How is HARP 2.0 different than HARP 1.0? There are two key changes between the first and second versions of the program. First, unlike its predecessor, HARP 2.0 allows borrowers with mortgage insurance to qualify for a refi. This opens up the program to an entirely new — and much larger — pool of borrowers.
Perhaps most important, the new originator is relieved of responsibility for anything that happened on the first loan. “If there was massive fraud on the underwriting of the first loan, the new lender is not responsible,” Glick explained. “They’re only responsible for any new fraud that occurs. This means lenders are more willing to help.”
Who is eligible for a refi under HARP 2.0? According to MakingHomeAffordable.gov, in order to qualify for the program your mortgage must:
Be owned or guaranteed by Freddie Mac or Fannie Mae
Have been sold to Fannie Mae or Freddie Mac on or before May 31, 2009
Not have been previously refinanced under HARP, unless it is a Fannie Mae loan that was refinanced under HARP between March and May of 2009
The current loan-to-value ratio on a mortgage also must be greater than 80 percent to be eligible for refinancing, and you must be current on payments for the last 12 months. On its site, MakingHomeAffordable points out that these criteria are for guidance only and that interested borrowers should call their mortgage servicers to find out if they qualify.
Glick said that borrowers interested in using HARP 2.0 need to have a credit score of at least 620, noting that these are “full doc” loans. In other words, homeowners must be able to prove income and assets in order to qualify for the reduced payment.
Find a mortgage broker who knows the ins and outs of your particular loan when trying to refinance under HARP 2.0.
/ Shutterstock.com How do I find out if my lender is participating? Any mortgage originator can issue a HARP loan, so it’s not necessary for borrowers to go back to their original lender. That said, just because any lender can participate doesn’t mean all of them do. Call around to find lenders who are offering refinancing under HARP.
Who should I contact? Since you’re not required to go to your original lender to obtain a refi under HARP 2.0, you have the option of working with any broker or bank lender. Shop around so you understand what kinds of programs lenderes are offering. If you want to make it easier, Glick suggests finding a mortgage broker who is familiar with your particular situation. “Each lender has its own quirks,” he said. “In particular, Freddie Mac has a lot of quirks in its system right now.”
Ask a trusted friend, family member, or real estate professional if they have any brokers they can recommend. Also make sure to interview more than one to find the right fit. Glick said you’ll know you’ve found a good broker when the person starts asking lots of questions about your loan. “There are a million little things they have to know, the little twists and turns,” he added. So if a broker doesn’t know enough to understand the questions she needs to ask, it’s time to move on.

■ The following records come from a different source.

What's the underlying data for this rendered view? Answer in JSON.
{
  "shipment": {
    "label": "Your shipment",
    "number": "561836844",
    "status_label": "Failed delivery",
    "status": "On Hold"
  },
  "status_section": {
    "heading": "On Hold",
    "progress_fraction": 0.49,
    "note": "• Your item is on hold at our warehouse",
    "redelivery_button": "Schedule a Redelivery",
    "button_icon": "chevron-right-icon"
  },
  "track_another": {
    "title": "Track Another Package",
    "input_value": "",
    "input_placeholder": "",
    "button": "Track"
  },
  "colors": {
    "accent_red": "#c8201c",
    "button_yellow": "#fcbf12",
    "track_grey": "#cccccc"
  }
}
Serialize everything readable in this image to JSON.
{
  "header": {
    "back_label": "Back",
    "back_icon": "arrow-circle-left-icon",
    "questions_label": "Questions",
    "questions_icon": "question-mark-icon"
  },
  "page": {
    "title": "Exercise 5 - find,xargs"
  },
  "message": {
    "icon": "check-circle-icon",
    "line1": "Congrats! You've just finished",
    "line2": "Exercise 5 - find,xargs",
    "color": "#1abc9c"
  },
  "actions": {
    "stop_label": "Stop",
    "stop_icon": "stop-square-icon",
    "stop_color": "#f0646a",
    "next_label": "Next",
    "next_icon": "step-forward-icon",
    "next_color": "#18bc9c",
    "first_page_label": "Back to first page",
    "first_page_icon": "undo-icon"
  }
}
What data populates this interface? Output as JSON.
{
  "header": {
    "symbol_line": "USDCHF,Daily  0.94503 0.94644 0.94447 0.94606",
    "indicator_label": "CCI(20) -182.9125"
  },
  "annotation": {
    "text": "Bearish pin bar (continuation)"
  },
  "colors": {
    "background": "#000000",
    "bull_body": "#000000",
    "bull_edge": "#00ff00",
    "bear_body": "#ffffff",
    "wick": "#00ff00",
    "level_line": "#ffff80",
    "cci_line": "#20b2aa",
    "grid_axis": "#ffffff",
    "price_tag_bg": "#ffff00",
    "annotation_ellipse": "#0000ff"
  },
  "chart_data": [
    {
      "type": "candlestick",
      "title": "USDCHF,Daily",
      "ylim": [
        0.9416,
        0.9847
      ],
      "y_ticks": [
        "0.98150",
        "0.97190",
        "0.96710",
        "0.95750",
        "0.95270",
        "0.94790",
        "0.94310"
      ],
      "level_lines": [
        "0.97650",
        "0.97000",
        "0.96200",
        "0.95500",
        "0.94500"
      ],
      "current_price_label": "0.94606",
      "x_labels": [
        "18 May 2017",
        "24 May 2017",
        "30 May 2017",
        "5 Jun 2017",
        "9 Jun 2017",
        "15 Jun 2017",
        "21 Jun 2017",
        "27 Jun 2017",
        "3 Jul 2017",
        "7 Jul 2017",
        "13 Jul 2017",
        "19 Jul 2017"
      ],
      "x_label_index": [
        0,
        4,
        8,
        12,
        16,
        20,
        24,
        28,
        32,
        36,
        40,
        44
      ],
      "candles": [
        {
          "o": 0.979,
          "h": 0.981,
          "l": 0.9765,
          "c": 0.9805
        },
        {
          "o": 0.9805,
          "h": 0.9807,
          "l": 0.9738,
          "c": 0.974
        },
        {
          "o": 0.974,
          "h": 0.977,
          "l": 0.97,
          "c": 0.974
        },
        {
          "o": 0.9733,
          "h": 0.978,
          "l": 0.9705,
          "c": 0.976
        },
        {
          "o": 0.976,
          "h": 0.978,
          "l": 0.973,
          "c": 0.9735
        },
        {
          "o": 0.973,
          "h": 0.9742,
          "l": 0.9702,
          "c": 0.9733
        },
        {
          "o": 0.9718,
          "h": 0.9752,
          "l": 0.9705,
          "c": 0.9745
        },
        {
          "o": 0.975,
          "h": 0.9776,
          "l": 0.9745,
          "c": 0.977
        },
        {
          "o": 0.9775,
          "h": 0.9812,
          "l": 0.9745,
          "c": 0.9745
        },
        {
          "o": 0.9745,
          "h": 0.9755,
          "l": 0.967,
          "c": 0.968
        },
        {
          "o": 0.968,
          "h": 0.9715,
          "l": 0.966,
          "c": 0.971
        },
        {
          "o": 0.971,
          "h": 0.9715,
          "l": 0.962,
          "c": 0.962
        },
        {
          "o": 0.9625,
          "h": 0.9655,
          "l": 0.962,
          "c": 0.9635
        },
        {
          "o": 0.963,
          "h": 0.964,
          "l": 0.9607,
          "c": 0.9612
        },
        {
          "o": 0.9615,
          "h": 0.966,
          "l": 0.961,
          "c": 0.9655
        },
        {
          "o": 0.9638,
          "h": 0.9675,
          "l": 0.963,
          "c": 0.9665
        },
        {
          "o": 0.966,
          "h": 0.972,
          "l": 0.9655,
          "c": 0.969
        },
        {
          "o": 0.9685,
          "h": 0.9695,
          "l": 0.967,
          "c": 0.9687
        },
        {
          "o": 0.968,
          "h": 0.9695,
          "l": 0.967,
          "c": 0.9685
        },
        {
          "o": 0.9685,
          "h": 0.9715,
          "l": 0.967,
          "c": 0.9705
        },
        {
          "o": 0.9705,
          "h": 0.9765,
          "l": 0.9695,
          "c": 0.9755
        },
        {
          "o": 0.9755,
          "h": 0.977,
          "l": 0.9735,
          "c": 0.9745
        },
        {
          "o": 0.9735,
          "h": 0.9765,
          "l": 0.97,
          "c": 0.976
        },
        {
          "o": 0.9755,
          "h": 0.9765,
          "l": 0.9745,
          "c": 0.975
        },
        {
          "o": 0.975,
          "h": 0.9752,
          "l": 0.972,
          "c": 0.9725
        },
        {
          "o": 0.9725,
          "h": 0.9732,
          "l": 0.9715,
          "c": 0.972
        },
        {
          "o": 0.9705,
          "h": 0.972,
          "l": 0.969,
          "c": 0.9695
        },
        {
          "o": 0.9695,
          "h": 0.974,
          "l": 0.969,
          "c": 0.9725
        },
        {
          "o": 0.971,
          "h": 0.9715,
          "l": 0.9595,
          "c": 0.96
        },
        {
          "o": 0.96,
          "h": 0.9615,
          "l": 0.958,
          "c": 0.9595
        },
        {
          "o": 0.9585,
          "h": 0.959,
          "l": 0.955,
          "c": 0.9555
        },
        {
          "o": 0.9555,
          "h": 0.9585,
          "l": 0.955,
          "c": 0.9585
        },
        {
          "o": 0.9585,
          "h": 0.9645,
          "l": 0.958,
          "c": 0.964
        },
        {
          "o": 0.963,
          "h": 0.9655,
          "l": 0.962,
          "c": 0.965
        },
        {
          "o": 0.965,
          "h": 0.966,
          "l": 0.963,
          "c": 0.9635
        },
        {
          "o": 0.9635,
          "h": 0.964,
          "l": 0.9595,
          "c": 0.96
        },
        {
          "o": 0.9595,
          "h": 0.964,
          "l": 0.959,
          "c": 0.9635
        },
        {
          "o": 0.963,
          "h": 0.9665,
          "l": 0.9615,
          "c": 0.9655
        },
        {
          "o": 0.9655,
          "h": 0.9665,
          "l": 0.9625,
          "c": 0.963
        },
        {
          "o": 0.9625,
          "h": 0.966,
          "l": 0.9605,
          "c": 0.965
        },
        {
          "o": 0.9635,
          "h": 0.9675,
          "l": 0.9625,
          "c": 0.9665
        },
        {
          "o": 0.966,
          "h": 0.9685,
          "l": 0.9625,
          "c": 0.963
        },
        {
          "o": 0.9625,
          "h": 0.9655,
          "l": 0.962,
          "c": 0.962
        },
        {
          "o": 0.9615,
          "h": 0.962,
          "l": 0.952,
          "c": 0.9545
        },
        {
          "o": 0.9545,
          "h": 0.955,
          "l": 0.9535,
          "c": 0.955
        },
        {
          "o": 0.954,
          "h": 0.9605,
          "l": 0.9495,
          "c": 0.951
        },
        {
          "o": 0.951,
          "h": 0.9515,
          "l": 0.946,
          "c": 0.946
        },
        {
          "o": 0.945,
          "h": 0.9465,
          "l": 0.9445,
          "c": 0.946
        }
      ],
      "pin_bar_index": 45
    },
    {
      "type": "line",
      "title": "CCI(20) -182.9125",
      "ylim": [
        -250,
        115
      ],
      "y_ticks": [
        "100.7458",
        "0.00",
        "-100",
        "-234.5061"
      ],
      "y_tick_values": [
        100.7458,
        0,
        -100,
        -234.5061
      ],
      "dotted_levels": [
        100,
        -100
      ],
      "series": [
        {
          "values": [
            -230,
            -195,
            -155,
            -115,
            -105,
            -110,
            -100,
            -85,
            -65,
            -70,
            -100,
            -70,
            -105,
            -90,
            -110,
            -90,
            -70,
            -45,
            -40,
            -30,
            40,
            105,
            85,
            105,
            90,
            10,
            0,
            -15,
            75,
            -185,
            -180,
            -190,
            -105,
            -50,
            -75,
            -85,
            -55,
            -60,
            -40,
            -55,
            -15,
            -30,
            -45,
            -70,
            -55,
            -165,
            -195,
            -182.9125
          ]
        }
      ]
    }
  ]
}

Understand that because you’re going into a HARP refinance, you won’t get the kind of interest rates you’re hearing about, like 30-year fixed-rate loans at 3.25 percent. HARP loan rates this month are generally over 4 percent.
If you feel that you were wrongly foreclosed on or received a foreclosure notice in error, go to IndependentForeclosureReview.com. If you’re a homeowner and have questions about whether you qualify for a loan modification or refinancing under HARP 2.0, contact the Homeowner’s HOPE hotline at 1-888-995-HOPE or go to MakingHomeAffordable.gov.